The SUV’s biggest selling point, however, is its quoted all-electric driving range, which puts the more premium-looking SUVs on the market to shame. Hyundai claims up to 300 miles on a single charge (up from 282 miles on the Kia e-Niro); in our mixed driving tests, we found it to achieve between 240-260 miles, which is outstanding.
Pop the car into Eco or Eco+ mode, which limits top speed and climate controls, and you’ll likely manage even better mileage. By comparison, the Audi e-tron that costs over two times the Kona’s retail price managed only 190-200 miles in our like-for-like range tests.
To achieve this feat, the Hyundai Group uses a pump to recoup heat dissipated from the vehicle’s battery pack. Here, the Kona Electric – like the e-Niro – utilises unwanted heat to warm the interior of the cabin when needed. Ultimately, prolonging the vehicle’s range in colder months when EV’s battery packs are at their weakest.
The proof is in the pudding: our 240-260-mile result was conducted with the temperature of the cabin set to 23°C and fan speed set to 2, whilst outside temperature ranged between 4-6°C. Impressive.
To recoup energy back into the vehicle’s 64 kWh battery pack, there are three levels of regenerative braking to choose from: level 1, 2, and 3. One can set the level you like through the infotainment system, and better still, the car will save the setting for the next drive. It will, however, always default to Comfort mode.
For example: if you set level 1 on Sport mode, level 2 on Comfort mode, and level 3 on Eco mode, and left off using Sport mode your next drive default to level 2 mode, as that’s what you will have set for Comfort mode.
While the above might seem like a small logical step, most manufacturers seem to disable or ramp up all regenerative braking methods. Hyundai seems to have got it right – drivers don’t want to step inside their vehicle and set their preferred regenerative braking level each time they press the start/stop button.
As for one-pedal driving, it’s made possible through the harshest mode (level 3); it’s not quite as severe as say a BMW i3 nor the MG ZS EV, so you’ll still need to touch on the brake pedal when coming to a complete standstill. Of course, if you’d prefer not to utilise it at all, a simple flick on the flappy paddles can disable automatic regenerative braking altogether.
To recharge the vehicle, it’ll get to 80% in 75 minutes using a 50 kW CCS input; fully charge in 7hrs 30 mins using a 3-phase 10.5 kW Type 2 input; 9hrs 35 mins with a 7 kW public or wallbox charger; and will take a whopping 31 hrs if one has to resort to a 3-pin wall plug.
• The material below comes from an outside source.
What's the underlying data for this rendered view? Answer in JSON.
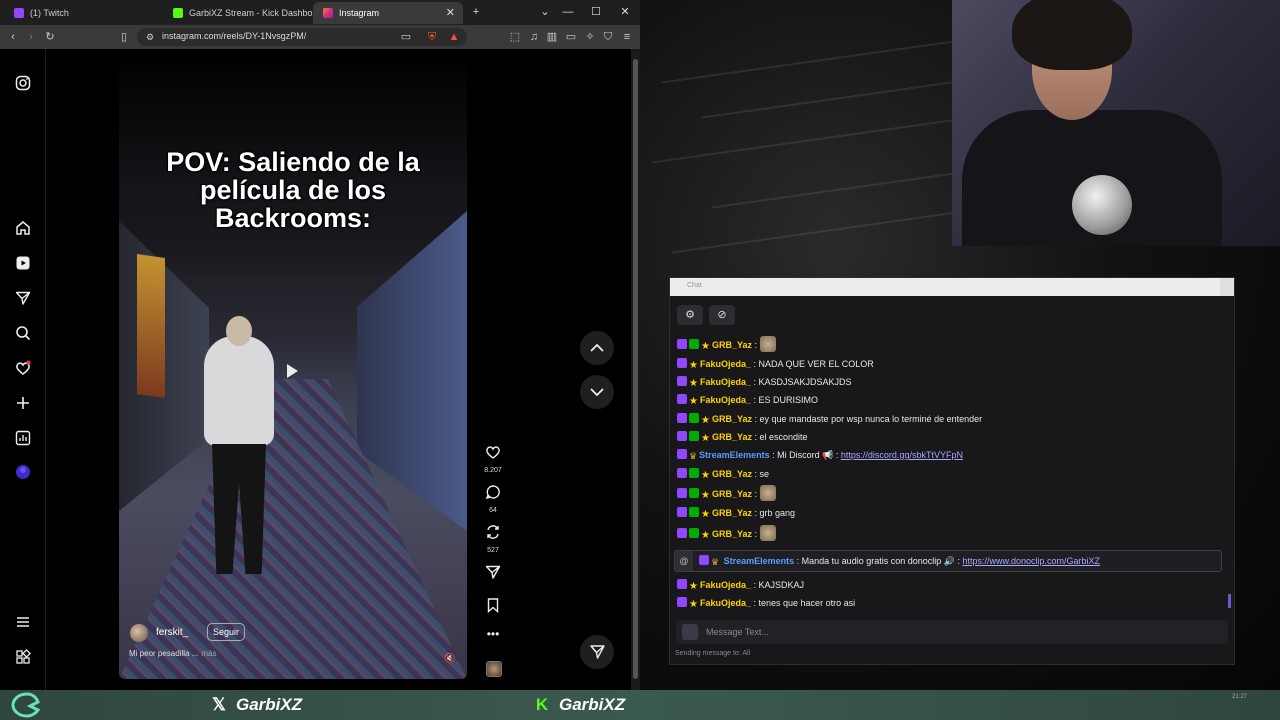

Finally, in terms of safety, the Kona (non-electric) variant received five stars in Euro NCAP’s 2017 tests; one can imagine the similarly-built Kona Electric should achieve this result, too. The Premium SE also has a flurry of safety systems: Cruise control, Forward Collision Warning (FCW), Blind Spot Detection (BSD), High Beam Assist (HBA), Lane Follow Assist (LFA), and Lane Keep Assist (LKA). We found the latter system seems to do a modest job on the motorway, with the car pinging from time-to-time from left to right.
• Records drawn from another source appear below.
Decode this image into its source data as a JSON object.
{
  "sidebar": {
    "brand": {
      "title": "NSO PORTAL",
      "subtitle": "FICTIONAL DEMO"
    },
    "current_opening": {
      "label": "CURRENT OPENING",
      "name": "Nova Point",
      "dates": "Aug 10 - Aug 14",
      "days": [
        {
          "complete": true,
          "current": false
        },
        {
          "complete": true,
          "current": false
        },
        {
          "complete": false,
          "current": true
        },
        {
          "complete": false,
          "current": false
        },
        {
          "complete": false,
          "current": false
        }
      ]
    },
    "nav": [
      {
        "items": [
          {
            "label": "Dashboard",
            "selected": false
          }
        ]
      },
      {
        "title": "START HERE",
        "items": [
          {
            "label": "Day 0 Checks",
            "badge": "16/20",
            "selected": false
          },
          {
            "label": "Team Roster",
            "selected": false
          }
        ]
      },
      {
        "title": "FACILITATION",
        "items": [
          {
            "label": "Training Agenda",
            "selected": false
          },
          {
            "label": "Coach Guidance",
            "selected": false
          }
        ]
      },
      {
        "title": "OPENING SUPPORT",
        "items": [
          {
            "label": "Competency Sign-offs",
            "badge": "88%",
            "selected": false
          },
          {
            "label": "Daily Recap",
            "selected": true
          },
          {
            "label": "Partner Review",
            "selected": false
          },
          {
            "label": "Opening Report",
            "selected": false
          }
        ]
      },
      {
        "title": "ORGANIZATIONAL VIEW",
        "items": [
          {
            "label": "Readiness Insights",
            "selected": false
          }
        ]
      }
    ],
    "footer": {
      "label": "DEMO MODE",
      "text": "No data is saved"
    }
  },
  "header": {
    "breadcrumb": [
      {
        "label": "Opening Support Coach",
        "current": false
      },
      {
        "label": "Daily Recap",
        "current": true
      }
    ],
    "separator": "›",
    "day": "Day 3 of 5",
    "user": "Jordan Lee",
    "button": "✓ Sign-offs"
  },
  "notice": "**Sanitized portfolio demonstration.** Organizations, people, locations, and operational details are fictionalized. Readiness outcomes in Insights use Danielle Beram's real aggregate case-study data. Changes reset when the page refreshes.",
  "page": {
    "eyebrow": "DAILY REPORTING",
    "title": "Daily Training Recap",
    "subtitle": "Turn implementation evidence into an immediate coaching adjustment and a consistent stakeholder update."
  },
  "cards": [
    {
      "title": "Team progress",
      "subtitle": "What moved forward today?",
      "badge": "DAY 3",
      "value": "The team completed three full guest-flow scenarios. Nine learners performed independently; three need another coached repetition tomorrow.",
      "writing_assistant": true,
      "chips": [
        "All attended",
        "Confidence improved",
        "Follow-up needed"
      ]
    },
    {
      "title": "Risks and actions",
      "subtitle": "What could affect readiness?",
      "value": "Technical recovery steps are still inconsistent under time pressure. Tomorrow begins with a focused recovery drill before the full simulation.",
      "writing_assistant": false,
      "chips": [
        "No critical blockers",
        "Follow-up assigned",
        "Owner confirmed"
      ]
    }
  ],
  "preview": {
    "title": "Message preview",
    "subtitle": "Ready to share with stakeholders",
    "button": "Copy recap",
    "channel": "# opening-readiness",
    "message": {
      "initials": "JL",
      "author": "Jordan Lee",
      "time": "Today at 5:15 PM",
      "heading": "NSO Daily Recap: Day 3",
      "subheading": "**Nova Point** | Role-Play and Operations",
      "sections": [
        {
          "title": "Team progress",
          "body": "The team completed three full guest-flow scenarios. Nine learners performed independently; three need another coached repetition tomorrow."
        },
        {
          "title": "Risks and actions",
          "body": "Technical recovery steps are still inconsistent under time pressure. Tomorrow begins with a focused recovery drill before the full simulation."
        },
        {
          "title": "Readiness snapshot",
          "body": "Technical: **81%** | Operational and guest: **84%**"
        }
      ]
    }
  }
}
TotallyEV’s verdict on the Hyundai Kona Electric
On the whole, the Hyundai Kona Electric is an excellent all-rounder and makes for a great choice for those looking to up the style and class over the Kia e-Niro. Comparing both like-for-like models, the Kona Electric Premium SE will set you back £38,500, while the Kia e-Niro 4/4+ comes in at £36,145.
The £2,355 premium gets you a HUD, a more premium look from the exterior and a nicer feel in the interior, a slightly more competent infotainment system and a better-insulated cabin, at the expense of less legroom at the rear and smaller boot capacity.
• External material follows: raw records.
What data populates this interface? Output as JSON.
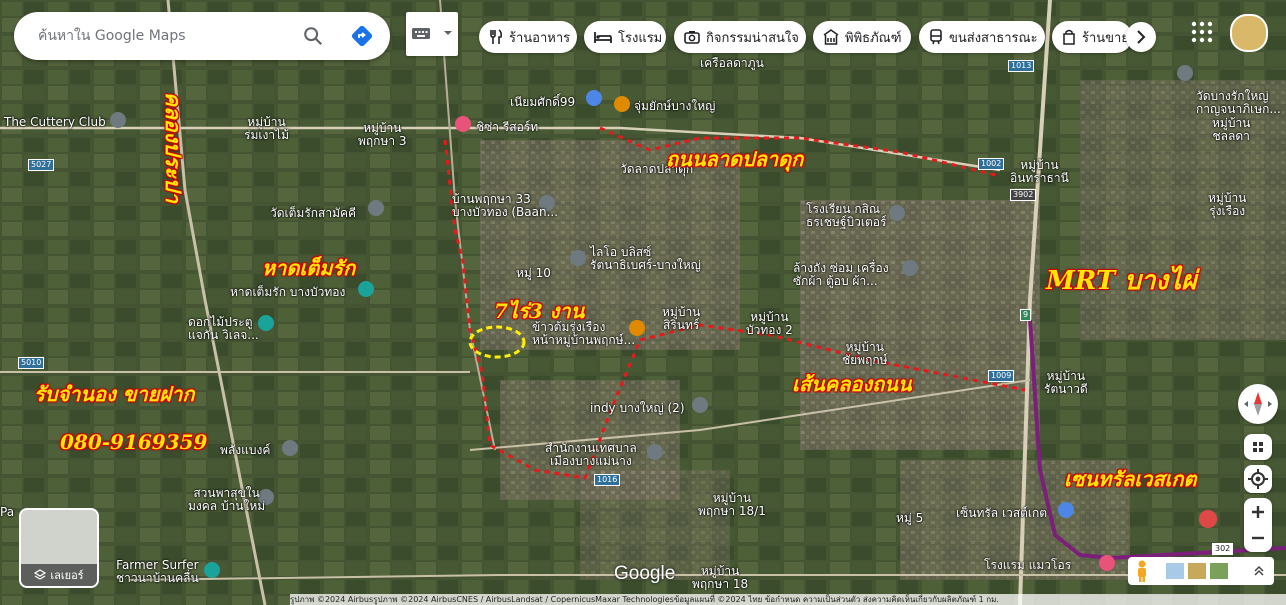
{
  "search": {
    "placeholder": "ค้นหาใน Google Maps"
  },
  "chips": [
    {
      "label": "ร้านอาหาร",
      "icon": "fork-knife-icon"
    },
    {
      "label": "โรงแรม",
      "icon": "bed-icon"
    },
    {
      "label": "กิจกรรมน่าสนใจ",
      "icon": "camera-icon"
    },
    {
      "label": "พิพิธภัณฑ์",
      "icon": "museum-icon"
    },
    {
      "label": "ขนส่งสาธารณะ",
      "icon": "train-icon"
    },
    {
      "label": "ร้านขาย",
      "icon": "store-icon"
    }
  ],
  "annotations": {
    "canal_vertical": "คลองประปา",
    "had_tem_rak": "หาดเต็มรัก",
    "plot_size": "7ไร่3 งาน",
    "lat_pla_duk_road": "ถนนลาดปลาดุก",
    "mrt": "MRT บางไผ่",
    "khlong_thanon": "เส้นคลองถนน",
    "central_west_gate": "เซนทรัลเวสเกต",
    "mortgage": "รับจำนอง ขายฝาก",
    "phone": "080-9169359"
  },
  "places": {
    "cuttery": "The Cuttery Club",
    "mooban_rom": "หมู่บ้าน\nร่มเงาไม้",
    "mooban_pruksa3": "หมู่บ้าน\nพฤกษา 3",
    "sisa": "ชิซ่า รีสอร์ท",
    "nianisak": "เนียมศักดิ์99",
    "jumyakbang": "จุ่มยักษ์บางใหญ่",
    "wat_lat": "วัดลาดปลาดุก",
    "wat_tem": "วัดเต็มรักสามัคคี",
    "ban_pruksa33": "บ้านพฤกษา 33\nบางบัวทอง (Baan...",
    "lailo": "ไลโอ บลิสซ์\nรัตนาธิเบศร์-บางใหญ่",
    "moo10": "หมู่ 10",
    "had_tem_rak_bua": "หาดเต็มรัก บางบัวทอง",
    "dokmai": "ดอกไม้ประตู\nแจกัน วิเลจ...",
    "khao_tom": "ข้าวต้มรุ่งเรือง\nหน้าหมู่บ้านพฤกษ์...",
    "mooban_sirin": "หมู่บ้าน\nสิรินทร์",
    "mooban_bua2": "หมู่บ้าน\nบัวทอง 2",
    "indy": "indy บางใหญ่ (2)",
    "tessaban": "สำนักงานเทศบาล\nเมืองบางแม่นาง",
    "pleng": "พลังแบงค์",
    "suan": "สวนพาสุขใน\nมงคล บ้านใหม่",
    "farmer": "Farmer Surfer\nชาวนาบ้านคลื่น",
    "pruksa181": "หมู่บ้าน\nพฤกษา 18/1",
    "pruksa18": "หมู่บ้าน\nพฤกษา 18",
    "mooban_chai": "หมู่บ้าน\nชัยพฤกษ์",
    "mooban_ratana": "หมู่บ้าน\nรัตนาวดี",
    "school": "โรงเรียน กสิณ\nธรเชษฐ์บิวเตอร์",
    "carwash": "ล้างถัง ซ่อม เครื่อง\nซักผ้า ตู้อบ ผ้า...",
    "central": "เซ็นทรัล เวสต์เกต",
    "hotel": "โรงแรม แมวโอร",
    "moo5": "หมู่ 5",
    "wat_bang_rak": "วัดบางรักใหญ่\nกาญจนาภิเษก...",
    "mooban_chon": "หมู่บ้าน\nชลลดา",
    "mooban_inthara": "หมู่บ้าน\nอินทราธานี",
    "mooban_rung": "หมู่บ้าน\nรุ่งเรือง",
    "krisda": "เครือลดาภูน",
    "moo_pa": "Pa"
  },
  "road_shields": [
    "5027",
    "5010",
    "1009",
    "1016",
    "1013",
    "1002",
    "3902",
    "302",
    "9"
  ],
  "controls": {
    "layers_label": "เลเยอร์",
    "google_logo": "Google",
    "credits": "รูปภาพ ©2024 Airbusรูปภาพ ©2024 AirbusCNES / AirbusLandsat / CopernicusMaxar Technologiesข้อมูลแผนที่ ©2024   ไทย   ข้อกำหนด   ความเป็นส่วนตัว   ส่งความคิดเห็นเกี่ยวกับผลิตภัณฑ์   1 กม."
  },
  "colors": {
    "annotation_text": "#ffe600",
    "annotation_stroke": "#d10000",
    "dotted_route": "#e41b1b",
    "mrt_line": "#7b1f7a",
    "plot_circle": "#ffee00"
  }
}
Ultimately, both vehicles make for a fantastic choice, namely in terms of their all-electric range. It really comes down to which SUV better suits your needs; if you’re looking for an all-electric SUV that won’t lead to range anxiety, look no further than the Hyundai Kona Electric or the Kia e-Niro. Both vehicles receive TotallyEV’s coveted Best Buy award.